| ASSIGNMENT |
In the records below, tally every line containing "bigRockFace". Report only the total.

| App and web page records |
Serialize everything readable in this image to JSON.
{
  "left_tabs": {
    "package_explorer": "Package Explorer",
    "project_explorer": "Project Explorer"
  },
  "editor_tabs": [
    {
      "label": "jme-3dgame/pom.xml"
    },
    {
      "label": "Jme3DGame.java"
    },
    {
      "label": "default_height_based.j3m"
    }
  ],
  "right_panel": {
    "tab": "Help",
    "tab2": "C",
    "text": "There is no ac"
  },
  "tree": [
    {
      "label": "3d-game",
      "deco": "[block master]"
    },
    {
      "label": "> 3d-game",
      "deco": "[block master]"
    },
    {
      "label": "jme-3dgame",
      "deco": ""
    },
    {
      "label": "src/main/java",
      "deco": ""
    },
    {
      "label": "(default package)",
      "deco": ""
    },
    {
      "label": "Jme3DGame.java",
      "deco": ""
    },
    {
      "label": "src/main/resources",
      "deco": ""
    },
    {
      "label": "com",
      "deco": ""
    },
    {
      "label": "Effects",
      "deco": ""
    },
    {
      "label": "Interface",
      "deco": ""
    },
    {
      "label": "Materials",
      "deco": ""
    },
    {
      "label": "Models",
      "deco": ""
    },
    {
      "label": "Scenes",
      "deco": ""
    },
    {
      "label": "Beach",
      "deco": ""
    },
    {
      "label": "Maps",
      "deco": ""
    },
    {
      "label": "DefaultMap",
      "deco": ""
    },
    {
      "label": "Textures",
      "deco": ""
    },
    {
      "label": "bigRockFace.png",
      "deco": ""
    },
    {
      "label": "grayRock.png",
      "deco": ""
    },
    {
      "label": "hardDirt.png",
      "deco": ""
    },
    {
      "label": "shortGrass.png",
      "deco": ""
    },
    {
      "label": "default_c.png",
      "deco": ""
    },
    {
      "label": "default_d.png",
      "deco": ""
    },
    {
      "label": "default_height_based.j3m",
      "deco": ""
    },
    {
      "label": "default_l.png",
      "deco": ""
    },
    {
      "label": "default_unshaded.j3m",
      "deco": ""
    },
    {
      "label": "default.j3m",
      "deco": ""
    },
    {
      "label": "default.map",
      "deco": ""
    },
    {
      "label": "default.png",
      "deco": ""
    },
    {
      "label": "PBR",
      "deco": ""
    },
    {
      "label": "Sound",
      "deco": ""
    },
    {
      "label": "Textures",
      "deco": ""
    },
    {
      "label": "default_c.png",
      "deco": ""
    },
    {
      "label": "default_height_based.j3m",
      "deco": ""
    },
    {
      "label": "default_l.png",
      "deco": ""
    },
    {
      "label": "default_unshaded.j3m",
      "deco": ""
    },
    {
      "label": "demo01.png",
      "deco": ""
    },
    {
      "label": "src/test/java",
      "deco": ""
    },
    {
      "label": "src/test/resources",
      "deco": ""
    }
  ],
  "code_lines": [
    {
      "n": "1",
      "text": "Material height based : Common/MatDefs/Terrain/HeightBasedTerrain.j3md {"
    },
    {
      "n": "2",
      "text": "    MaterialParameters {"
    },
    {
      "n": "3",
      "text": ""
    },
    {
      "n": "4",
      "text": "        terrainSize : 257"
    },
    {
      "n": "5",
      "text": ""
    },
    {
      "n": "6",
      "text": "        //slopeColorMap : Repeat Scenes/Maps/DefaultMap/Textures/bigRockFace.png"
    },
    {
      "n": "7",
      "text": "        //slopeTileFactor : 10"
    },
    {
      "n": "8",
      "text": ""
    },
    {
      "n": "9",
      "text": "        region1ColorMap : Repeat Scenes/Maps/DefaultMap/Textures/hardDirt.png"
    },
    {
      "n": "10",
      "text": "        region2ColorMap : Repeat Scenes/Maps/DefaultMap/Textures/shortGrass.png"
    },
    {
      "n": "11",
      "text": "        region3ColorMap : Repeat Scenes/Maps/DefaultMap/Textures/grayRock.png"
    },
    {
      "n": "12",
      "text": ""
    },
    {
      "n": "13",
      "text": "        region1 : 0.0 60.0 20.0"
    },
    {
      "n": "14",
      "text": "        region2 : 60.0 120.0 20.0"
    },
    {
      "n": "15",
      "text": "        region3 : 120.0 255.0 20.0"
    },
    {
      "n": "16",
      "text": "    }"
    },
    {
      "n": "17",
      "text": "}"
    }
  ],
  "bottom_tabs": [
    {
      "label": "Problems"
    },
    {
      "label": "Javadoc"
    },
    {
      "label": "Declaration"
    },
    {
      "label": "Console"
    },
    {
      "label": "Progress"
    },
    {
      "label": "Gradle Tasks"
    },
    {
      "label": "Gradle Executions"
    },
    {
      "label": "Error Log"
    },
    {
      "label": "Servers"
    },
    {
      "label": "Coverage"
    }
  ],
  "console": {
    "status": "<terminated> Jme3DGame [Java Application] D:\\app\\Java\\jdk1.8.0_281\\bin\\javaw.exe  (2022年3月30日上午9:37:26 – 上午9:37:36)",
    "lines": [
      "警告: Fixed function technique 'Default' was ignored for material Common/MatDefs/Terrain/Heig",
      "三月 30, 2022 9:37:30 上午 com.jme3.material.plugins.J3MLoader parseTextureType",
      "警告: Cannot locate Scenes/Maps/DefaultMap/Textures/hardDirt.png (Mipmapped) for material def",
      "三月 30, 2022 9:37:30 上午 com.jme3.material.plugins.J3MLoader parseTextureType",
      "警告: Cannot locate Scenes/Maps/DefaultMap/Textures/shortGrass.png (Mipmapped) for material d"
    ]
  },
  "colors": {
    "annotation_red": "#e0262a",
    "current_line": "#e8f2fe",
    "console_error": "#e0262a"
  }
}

| RESULT OF THIS TASK |
2